    • This is used to prevent eavesdropping, and helps keep your data encrypted. 
  • Compliance Standards
    • These help your business stay compliant with certain standards, including HIPAA 
  • Communication Monitoring
    • This feature allows administrators to keep tabs on the conversations happening within the software. With this, administrators are able to make certain keywords trigger alerts to keep certain topics of conversation at bay.
  • Activity Reports
    • This feature allows administrators to gain insight into the activities people in their company are engaging in within the platform. Some of the insights available are meeting times and schedules, and how much time team members spend in the chat functions.
  • Supervised Chats
    • This can help mitigate the risk of private conversations within the software. It restricts private messaging 
  • Microsoft Defender 
    • This feature targets malicious activity as it relates to sharing files that could lead to a security incident. 

While Microsoft Teams has all these security measures in place, it’s still wise to evaluate all the pros, cons, and security risks involved.
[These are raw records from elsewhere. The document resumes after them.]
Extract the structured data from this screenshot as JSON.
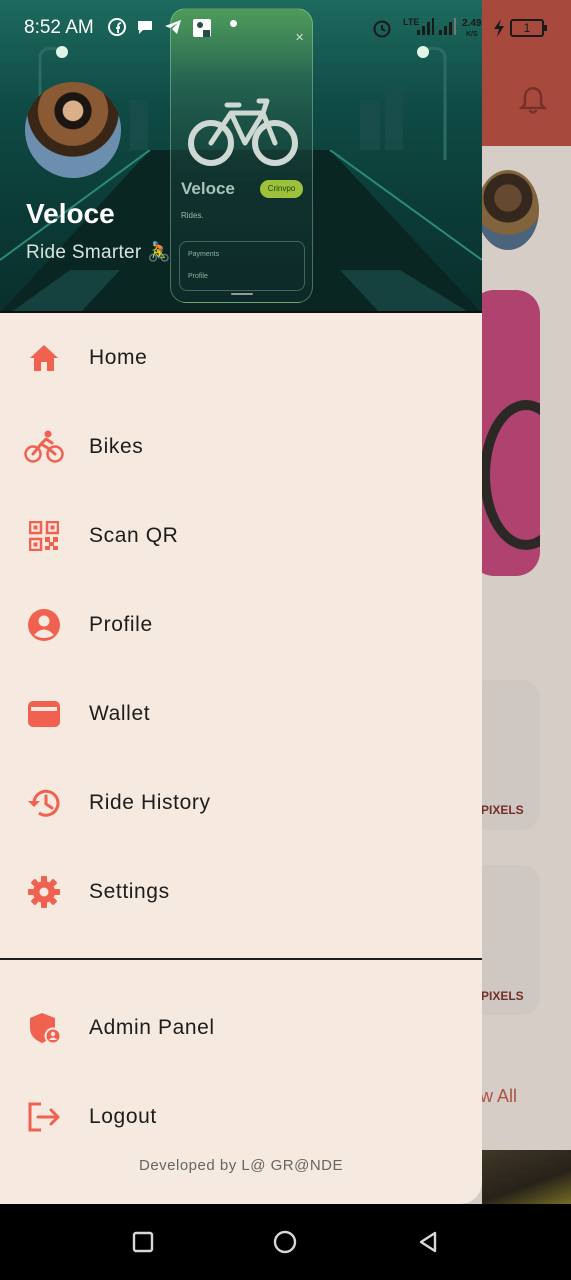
{
  "status_bar": {
    "time": "8:52 AM",
    "network_label": "LTE",
    "speed_value": "2.49",
    "speed_unit": "K/S",
    "battery_level": "1"
  },
  "drawer": {
    "app_name": "Veloce",
    "tagline": "Ride Smarter 🚴",
    "menu_items": [
      {
        "label": "Home",
        "icon": "home-icon"
      },
      {
        "label": "Bikes",
        "icon": "bike-icon"
      },
      {
        "label": "Scan QR",
        "icon": "qr-code-icon"
      },
      {
        "label": "Profile",
        "icon": "profile-icon"
      },
      {
        "label": "Wallet",
        "icon": "wallet-icon"
      },
      {
        "label": "Ride History",
        "icon": "history-icon"
      },
      {
        "label": "Settings",
        "icon": "gear-icon"
      }
    ],
    "secondary_items": [
      {
        "label": "Admin Panel",
        "icon": "admin-shield-icon"
      },
      {
        "label": "Logout",
        "icon": "logout-icon"
      }
    ],
    "footer": "Developed by L@ GR@NDE",
    "header_mock": {
      "title": "Veloce",
      "pill": "Crinvpo",
      "subtitle": "Rides.",
      "row1": "Payments",
      "row2": "Profile"
    }
  },
  "background": {
    "pixels_label_1": "PIXELS",
    "pixels_label_2": "PIXELS",
    "view_all": "w All"
  },
  "colors": {
    "accent": "#f0614f",
    "drawer_bg": "#f5e9e0",
    "header_dark": "#0b3a36"
  }
}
For example, by default, everyone in a Teams account can create a team. This opens the door for guests and employees to upload malicious files or software to any channel, compromising the security of your company. Therefore, it’s for you and/or your security team to do the necessary research to mitigate risk.

Platform 3: Google Meet

This is a messaging platform where people can instant message one another, on either a personal basis or professional one. While Google Chat encrypts your messages upon sending, it does not offer end-to-end encryption, so if someone were to hack your account or the Google Chat platform, they could theoretically read your messages. Another security risk posed by Google Chat is in the security measures taken (or not taken) by Google itself. While there are no explicit terms that say your information will be used by Google, its privacy policy does say your data could be used to “maintain and improve [their] services.” Given the vague nature of this statement, it’s not clear if your data is truly safe when it’s being shared via Google Chat.

Another risk to consider is the cloud and integrative nature of the entire Google system. While having all of your documents, emails, contacts, etc., in one place could be convenient, it also means that if cyber criminals gain access to one of these systems, they would potentially get access to all of your Google information, systems, documents, and information.

Staying Secure With Your Team

Messaging at work is convenient and sometimes necessary. Even with the convenience, it’s important to mitigate the risk these platforms perform. So whether it’s multi-factor authentication, using a VPN, ensuring your data is backed up remotely, or something different, keeping your information secure is the most important part of communicating with your team. Regardless of the platform you use, take the time to truly comb through the privacy policies of that company and the security measures taken in and for the individual platforms. Happy messaging!